Internet Explorer 7 was only released yesterday to the masses, and already there are complaints of security holes. "Of course," you say...what new piece of software doesn't have a few new bugs in it? Well, new bugs would be fine and dandy - but how about some that are at least two versions old?
Exploit tracking and security firm Secunia
has reported that the same mhtml:
redirect bug that has existed since IE5.5 is still alive and well in IE7, and it doesn't seem to be going anywhere quickly. The scam uses an html email to direct the target to a secure site (like a bank) in order to obtain password information.

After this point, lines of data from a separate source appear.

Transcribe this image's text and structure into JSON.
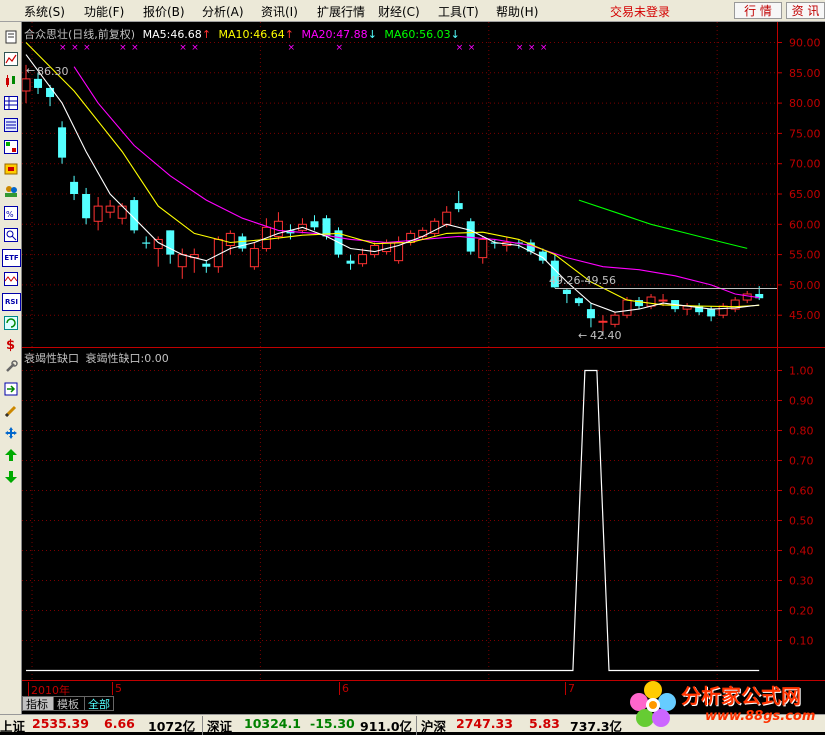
{
  "menubar": {
    "items": [
      "系统(S)",
      "功能(F)",
      "报价(B)",
      "分析(A)",
      "资讯(I)",
      "扩展行情",
      "财经(C)",
      "工具(T)",
      "帮助(H)"
    ],
    "login_status": "交易未登录",
    "btn_quote": "行 情",
    "btn_info": "资 讯"
  },
  "toolbar": {
    "icons": [
      "doc-icon",
      "line-chart-icon",
      "candle-chart-icon",
      "table-icon",
      "list-icon",
      "grid-icon",
      "tools-icon",
      "users-icon",
      "tech-icon",
      "zoom-icon",
      "etf-icon",
      "wave-icon",
      "rsi-icon",
      "refresh-icon",
      "dollar-icon",
      "wrench-icon",
      "import-icon",
      "pencil-icon",
      "move-icon",
      "arrow-up-icon",
      "arrow-down-icon"
    ],
    "labels": {
      "etf": "ETF",
      "rsi": "RSI",
      "dollar": "$"
    }
  },
  "price_legend": {
    "stock": "合众思壮(日线,前复权)",
    "ma5": "MA5:46.68",
    "ma10": "MA10:46.64",
    "ma20": "MA20:47.88",
    "ma60": "MA60:56.03",
    "arrow_up": "↑",
    "arrow_down": "↓",
    "colors": {
      "ma5": "#ffffff",
      "ma10": "#ffff00",
      "ma20": "#ff00ff",
      "ma60": "#00ff00",
      "stock": "#c0c0c0"
    }
  },
  "annotations": {
    "high": "86.30",
    "low": "42.40",
    "gap": "49.26-49.56",
    "high_arrow": "←",
    "low_arrow": "←"
  },
  "indicator_legend": {
    "name": "衰竭性缺口",
    "value": "衰竭性缺口:0.00"
  },
  "price_axis_labels": [
    "90.00",
    "85.00",
    "80.00",
    "75.00",
    "70.00",
    "65.00",
    "60.00",
    "55.00",
    "50.00",
    "45.00"
  ],
  "indicator_axis_labels": [
    "1.00",
    "0.90",
    "0.80",
    "0.70",
    "0.60",
    "0.50",
    "0.40",
    "0.30",
    "0.20",
    "0.10"
  ],
  "x_axis": {
    "year_label": "2010年",
    "months": [
      "5",
      "6",
      "7"
    ]
  },
  "tabs": [
    "指标",
    "模板",
    "全部"
  ],
  "statusbar": {
    "sh_label": "上证",
    "sh_value": "2535.39",
    "sh_change": "6.66",
    "sh_amount": "1072亿",
    "sz_label": "深证",
    "sz_value": "10324.1",
    "sz_change": "-15.30",
    "sz_amount": "911.0亿",
    "hs_label": "沪深",
    "hs_value": "2747.33",
    "hs_change": "5.83",
    "hs_amount": "737.3亿"
  },
  "logo": {
    "title": "分析家公式网",
    "url": "www.88gs.com"
  },
  "colors": {
    "up": "#ff3232",
    "down": "#54ffff",
    "axis": "#c00000",
    "grid": "#7a0000",
    "bg": "#000000"
  },
  "chart_data": [
    {
      "type": "candlestick",
      "title": "合众思壮(日线,前复权)",
      "ylim": [
        40,
        92
      ],
      "y_ticks": [
        45,
        50,
        55,
        60,
        65,
        70,
        75,
        80,
        85,
        90
      ],
      "x_months": [
        "5",
        "6",
        "7"
      ],
      "candles": [
        {
          "o": 82,
          "c": 84,
          "h": 86.3,
          "l": 80
        },
        {
          "o": 84,
          "c": 82.5,
          "h": 85,
          "l": 81.5
        },
        {
          "o": 82.5,
          "c": 81,
          "h": 83,
          "l": 79.5
        },
        {
          "o": 76,
          "c": 71,
          "h": 77,
          "l": 70
        },
        {
          "o": 67,
          "c": 65,
          "h": 68,
          "l": 64
        },
        {
          "o": 65,
          "c": 61,
          "h": 66,
          "l": 60
        },
        {
          "o": 60.5,
          "c": 63,
          "h": 64.5,
          "l": 59
        },
        {
          "o": 62,
          "c": 63,
          "h": 64,
          "l": 61
        },
        {
          "o": 61,
          "c": 63,
          "h": 63.5,
          "l": 60
        },
        {
          "o": 64,
          "c": 59,
          "h": 64.5,
          "l": 58.5
        },
        {
          "o": 57,
          "c": 56.8,
          "h": 58,
          "l": 56
        },
        {
          "o": 56,
          "c": 57.5,
          "h": 58,
          "l": 53
        },
        {
          "o": 59,
          "c": 55,
          "h": 59,
          "l": 53.5
        },
        {
          "o": 53,
          "c": 55,
          "h": 56,
          "l": 51
        },
        {
          "o": 54.5,
          "c": 55,
          "h": 56,
          "l": 52
        },
        {
          "o": 53.5,
          "c": 53,
          "h": 54,
          "l": 52
        },
        {
          "o": 53,
          "c": 57.5,
          "h": 58,
          "l": 52
        },
        {
          "o": 56.5,
          "c": 58.5,
          "h": 59,
          "l": 55
        },
        {
          "o": 58,
          "c": 56,
          "h": 58.5,
          "l": 55.5
        },
        {
          "o": 53,
          "c": 56,
          "h": 57,
          "l": 52.5
        },
        {
          "o": 56,
          "c": 59.5,
          "h": 61,
          "l": 55.5
        },
        {
          "o": 58,
          "c": 60.5,
          "h": 62,
          "l": 57.5
        },
        {
          "o": 59,
          "c": 58.5,
          "h": 60,
          "l": 57.5
        },
        {
          "o": 59,
          "c": 60,
          "h": 61,
          "l": 58.5
        },
        {
          "o": 60.5,
          "c": 59.5,
          "h": 61.5,
          "l": 59
        },
        {
          "o": 61,
          "c": 58,
          "h": 61.5,
          "l": 57.5
        },
        {
          "o": 59,
          "c": 55,
          "h": 59.5,
          "l": 54.5
        },
        {
          "o": 54,
          "c": 53.5,
          "h": 55,
          "l": 52.5
        },
        {
          "o": 53.5,
          "c": 55,
          "h": 56,
          "l": 53
        },
        {
          "o": 55,
          "c": 56.5,
          "h": 57,
          "l": 54.5
        },
        {
          "o": 55.5,
          "c": 57,
          "h": 57.5,
          "l": 55
        },
        {
          "o": 54,
          "c": 57,
          "h": 58,
          "l": 53.5
        },
        {
          "o": 57,
          "c": 58.5,
          "h": 59,
          "l": 56.5
        },
        {
          "o": 58,
          "c": 59,
          "h": 59.5,
          "l": 57.5
        },
        {
          "o": 58.5,
          "c": 60.5,
          "h": 61,
          "l": 58
        },
        {
          "o": 60,
          "c": 62,
          "h": 63,
          "l": 59.5
        },
        {
          "o": 63.5,
          "c": 62.5,
          "h": 65.5,
          "l": 62
        },
        {
          "o": 60.5,
          "c": 55.5,
          "h": 61,
          "l": 55
        },
        {
          "o": 54.5,
          "c": 57.5,
          "h": 58,
          "l": 53.5
        },
        {
          "o": 57,
          "c": 56.8,
          "h": 57.5,
          "l": 56
        },
        {
          "o": 56.5,
          "c": 57,
          "h": 58,
          "l": 55.5
        },
        {
          "o": 57,
          "c": 56.8,
          "h": 57.5,
          "l": 56
        },
        {
          "o": 57,
          "c": 55.5,
          "h": 57.5,
          "l": 55
        },
        {
          "o": 55.5,
          "c": 54,
          "h": 56,
          "l": 53.5
        },
        {
          "o": 54,
          "c": 49.6,
          "h": 55,
          "l": 49.5
        },
        {
          "o": 49.2,
          "c": 48.5,
          "h": 49.3,
          "l": 47
        },
        {
          "o": 47.8,
          "c": 47,
          "h": 48,
          "l": 46.5
        },
        {
          "o": 46,
          "c": 44.5,
          "h": 47,
          "l": 43
        },
        {
          "o": 44,
          "c": 44,
          "h": 45,
          "l": 42.4
        },
        {
          "o": 43.5,
          "c": 45,
          "h": 45.5,
          "l": 43
        },
        {
          "o": 45,
          "c": 47.5,
          "h": 48,
          "l": 44.5
        },
        {
          "o": 47.5,
          "c": 46.5,
          "h": 48,
          "l": 46
        },
        {
          "o": 46.5,
          "c": 48,
          "h": 48.5,
          "l": 46
        },
        {
          "o": 47.5,
          "c": 47.5,
          "h": 48.5,
          "l": 46.5
        },
        {
          "o": 47.5,
          "c": 46,
          "h": 47.5,
          "l": 45.5
        },
        {
          "o": 46,
          "c": 46.5,
          "h": 47,
          "l": 45
        },
        {
          "o": 46.5,
          "c": 45.5,
          "h": 47,
          "l": 45
        },
        {
          "o": 46,
          "c": 44.8,
          "h": 46.5,
          "l": 44
        },
        {
          "o": 45,
          "c": 46.5,
          "h": 47,
          "l": 44.5
        },
        {
          "o": 46,
          "c": 47.5,
          "h": 48,
          "l": 45.5
        },
        {
          "o": 47.5,
          "c": 48.5,
          "h": 49,
          "l": 47
        },
        {
          "o": 48.5,
          "c": 47.8,
          "h": 49.8,
          "l": 47.5
        }
      ],
      "ma5": [
        [
          0,
          88
        ],
        [
          3,
          80
        ],
        [
          5,
          72
        ],
        [
          7,
          65
        ],
        [
          9,
          61
        ],
        [
          11,
          57
        ],
        [
          13,
          55
        ],
        [
          15,
          54
        ],
        [
          17,
          56
        ],
        [
          19,
          57
        ],
        [
          21,
          58.5
        ],
        [
          23,
          59.5
        ],
        [
          25,
          58
        ],
        [
          27,
          56
        ],
        [
          29,
          55.5
        ],
        [
          31,
          56.5
        ],
        [
          33,
          58
        ],
        [
          35,
          60
        ],
        [
          37,
          59
        ],
        [
          39,
          57
        ],
        [
          41,
          56.5
        ],
        [
          43,
          54.5
        ],
        [
          45,
          50.5
        ],
        [
          47,
          47
        ],
        [
          49,
          45.5
        ],
        [
          51,
          46
        ],
        [
          53,
          47
        ],
        [
          55,
          46.5
        ],
        [
          57,
          46
        ],
        [
          59,
          46.2
        ],
        [
          61,
          46.68
        ]
      ],
      "ma10": [
        [
          0,
          90
        ],
        [
          4,
          82
        ],
        [
          8,
          72
        ],
        [
          11,
          63
        ],
        [
          14,
          58.5
        ],
        [
          17,
          57
        ],
        [
          20,
          57.5
        ],
        [
          23,
          58.2
        ],
        [
          26,
          58.5
        ],
        [
          29,
          56.8
        ],
        [
          32,
          57
        ],
        [
          35,
          58.5
        ],
        [
          38,
          58.7
        ],
        [
          41,
          57.5
        ],
        [
          44,
          55
        ],
        [
          47,
          50.5
        ],
        [
          50,
          47.5
        ],
        [
          53,
          46.7
        ],
        [
          56,
          46.5
        ],
        [
          59,
          46.4
        ],
        [
          61,
          46.64
        ]
      ],
      "ma20": [
        [
          4,
          86
        ],
        [
          6,
          80
        ],
        [
          9,
          73
        ],
        [
          12,
          68
        ],
        [
          15,
          64
        ],
        [
          18,
          61
        ],
        [
          21,
          59
        ],
        [
          24,
          58.5
        ],
        [
          27,
          57.5
        ],
        [
          30,
          57
        ],
        [
          33,
          57.5
        ],
        [
          36,
          58
        ],
        [
          39,
          57.5
        ],
        [
          42,
          56.5
        ],
        [
          45,
          54.5
        ],
        [
          48,
          53
        ],
        [
          51,
          52.5
        ],
        [
          54,
          51.5
        ],
        [
          57,
          50
        ],
        [
          59,
          48.5
        ],
        [
          61,
          47.88
        ]
      ],
      "ma60": [
        [
          46,
          64
        ],
        [
          49,
          62
        ],
        [
          52,
          60
        ],
        [
          55,
          58.5
        ],
        [
          58,
          57
        ],
        [
          60,
          56.03
        ]
      ],
      "ma_last": {
        "ma5": 46.68,
        "ma10": 46.64,
        "ma20": 47.88,
        "ma60": 56.03
      },
      "high_marker": {
        "index": 0,
        "value": 86.3
      },
      "low_marker": {
        "index": 48,
        "value": 42.4
      },
      "gap_level": 49.4
    },
    {
      "type": "line",
      "title": "衰竭性缺口",
      "ylim": [
        0,
        1.0
      ],
      "y_ticks": [
        0.1,
        0.2,
        0.3,
        0.4,
        0.5,
        0.6,
        0.7,
        0.8,
        0.9,
        1.0
      ],
      "series": [
        {
          "name": "衰竭性缺口",
          "points": [
            [
              0,
              0
            ],
            [
              45.5,
              0
            ],
            [
              46.5,
              1
            ],
            [
              47.5,
              1
            ],
            [
              48.5,
              0
            ],
            [
              61,
              0
            ]
          ]
        }
      ],
      "last_value": 0.0
    }
  ]
}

The bug is not horribly easy to exploit, and hasn't been since its initial discovery. However, when it works, it does so very well - and it has been the crux of quite a few phishing tricks. Secunia classes the threat as "less critical," but the firm is a bit bewildered why it's never been fixed. For an easy solution, the company recommends disabling active scripting in IE.
Microsoft's answer to this is that the bug is not one of Internet Explorer at all, but actually is an exploit designed around the framework loopholes of Outlook Express. Somehow, that makes it all better. On another note, the Secunia website has a test
to see if your browser is secure or not - Firefox is not vulnerable to the exploit.
Have you got a thought on this? Though it's not a critical oversight, does it lead you to wonder what else hasn't been fixed? Or is this just a little thing blown out of proportion? Let us know your thoughts in our forums